Thursday, April 30, 2009 - Literary legacy

Michael Peterman, English, Trent University


From the days of the settlers, most notably Susanna Moodie and Catharine Parr Traill, the county has been a home for writers and the subject of their work.


Michael Peterman is professor emeritus, having recently retired from Trent University where he taught in the English Department and the Canadian Studies Program. He has written and edited numerous books on writers like Susanna Moodie, Catharine Parr Traill, Isabella Valancy Crawford, Robertson Davies, Timothy Findley and Willa Cather. His latest is "Sisters in Two Worlds: A Visual Biography of Moodie and Traill” (2007). He is a member of the Royal Society of Canada and enjoys spending his summers near Lunenburg, Nova Scotia.

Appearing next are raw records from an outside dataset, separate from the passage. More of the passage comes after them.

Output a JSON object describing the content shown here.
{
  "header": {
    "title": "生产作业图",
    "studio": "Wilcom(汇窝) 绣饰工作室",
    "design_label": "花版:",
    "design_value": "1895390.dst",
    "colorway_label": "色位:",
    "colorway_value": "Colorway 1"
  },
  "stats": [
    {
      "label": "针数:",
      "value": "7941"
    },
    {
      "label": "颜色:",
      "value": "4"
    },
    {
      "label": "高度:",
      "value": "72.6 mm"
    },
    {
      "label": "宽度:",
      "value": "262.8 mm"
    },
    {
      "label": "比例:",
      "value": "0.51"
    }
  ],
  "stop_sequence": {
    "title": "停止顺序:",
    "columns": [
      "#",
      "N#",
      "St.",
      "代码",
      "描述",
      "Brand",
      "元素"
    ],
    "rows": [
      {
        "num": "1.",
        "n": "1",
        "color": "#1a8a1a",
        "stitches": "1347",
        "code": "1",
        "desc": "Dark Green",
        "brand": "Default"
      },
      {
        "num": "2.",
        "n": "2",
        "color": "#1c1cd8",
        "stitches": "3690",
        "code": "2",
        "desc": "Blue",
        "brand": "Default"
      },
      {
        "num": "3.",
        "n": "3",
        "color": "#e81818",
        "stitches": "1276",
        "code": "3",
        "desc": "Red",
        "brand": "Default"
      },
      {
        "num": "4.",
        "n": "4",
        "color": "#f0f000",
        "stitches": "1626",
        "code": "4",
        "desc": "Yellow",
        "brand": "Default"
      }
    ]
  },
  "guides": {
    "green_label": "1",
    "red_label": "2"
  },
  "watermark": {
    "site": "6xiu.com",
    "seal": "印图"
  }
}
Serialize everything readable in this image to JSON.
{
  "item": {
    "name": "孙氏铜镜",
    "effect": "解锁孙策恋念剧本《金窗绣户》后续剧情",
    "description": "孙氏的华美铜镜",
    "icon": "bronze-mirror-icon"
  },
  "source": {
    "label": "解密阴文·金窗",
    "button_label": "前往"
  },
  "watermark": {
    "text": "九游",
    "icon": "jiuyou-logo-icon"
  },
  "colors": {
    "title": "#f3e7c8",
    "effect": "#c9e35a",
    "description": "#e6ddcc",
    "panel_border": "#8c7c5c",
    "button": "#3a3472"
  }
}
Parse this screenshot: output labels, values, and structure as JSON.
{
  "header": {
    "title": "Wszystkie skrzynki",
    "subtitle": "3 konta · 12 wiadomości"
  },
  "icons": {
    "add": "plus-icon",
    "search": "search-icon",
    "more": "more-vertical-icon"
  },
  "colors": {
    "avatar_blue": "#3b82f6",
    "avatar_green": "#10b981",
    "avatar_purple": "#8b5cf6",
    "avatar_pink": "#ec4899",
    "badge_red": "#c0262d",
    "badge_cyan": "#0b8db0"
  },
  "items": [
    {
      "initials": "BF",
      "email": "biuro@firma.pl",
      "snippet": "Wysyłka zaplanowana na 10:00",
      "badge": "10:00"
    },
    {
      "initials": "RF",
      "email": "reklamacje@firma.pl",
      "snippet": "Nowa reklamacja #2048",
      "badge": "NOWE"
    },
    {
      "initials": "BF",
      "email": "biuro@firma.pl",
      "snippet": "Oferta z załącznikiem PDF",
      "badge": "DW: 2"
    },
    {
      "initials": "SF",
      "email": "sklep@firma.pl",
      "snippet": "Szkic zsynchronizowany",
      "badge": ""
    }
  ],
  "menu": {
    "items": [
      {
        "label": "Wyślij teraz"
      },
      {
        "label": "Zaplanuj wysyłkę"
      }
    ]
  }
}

Thursday, 7 May, 2009 - A heritage in art

Dorette Carter, Art Gallery of Northumberland


From Charles Fothergill in Port Hope and Paul Kane in Cobourg in the early 19th century, county artists have proliferated, among them lesser known painters like Mrs A. Cox, who captured Cobourg in watercolour in the 1890s.


Dorette Carter is director/curator of the Art Gallery of Northumberland. Educated at the University of Toronto, Dorette has been employed in the museum/public art gallery field for almost 30 years. She has taught at Niagara College, Niagara University, Confederation College and Lakehead University.



Friday, May 8, 2009 - Studio Tour of Cobourg artist, Ron Bolt


Ron is a painter and printmaker with an international reputation. His work is in corporate and public collections across Canada and abroad, including the Victoria and Albert Museum, London, England, and the Museum of Modern Art, Wakayama, Japan. He was elected to the Royal Canadian Academy of Art in 1986 and served as its 27th President from 2000 to 2002. Ron is preparing a solo exhibition for autumn 2009 with his Toronto dealer, the Loch Gallery. He is also working on 2 new prints. This activity plus previous works in the collection of his wife Judy presents lots to see and discuss.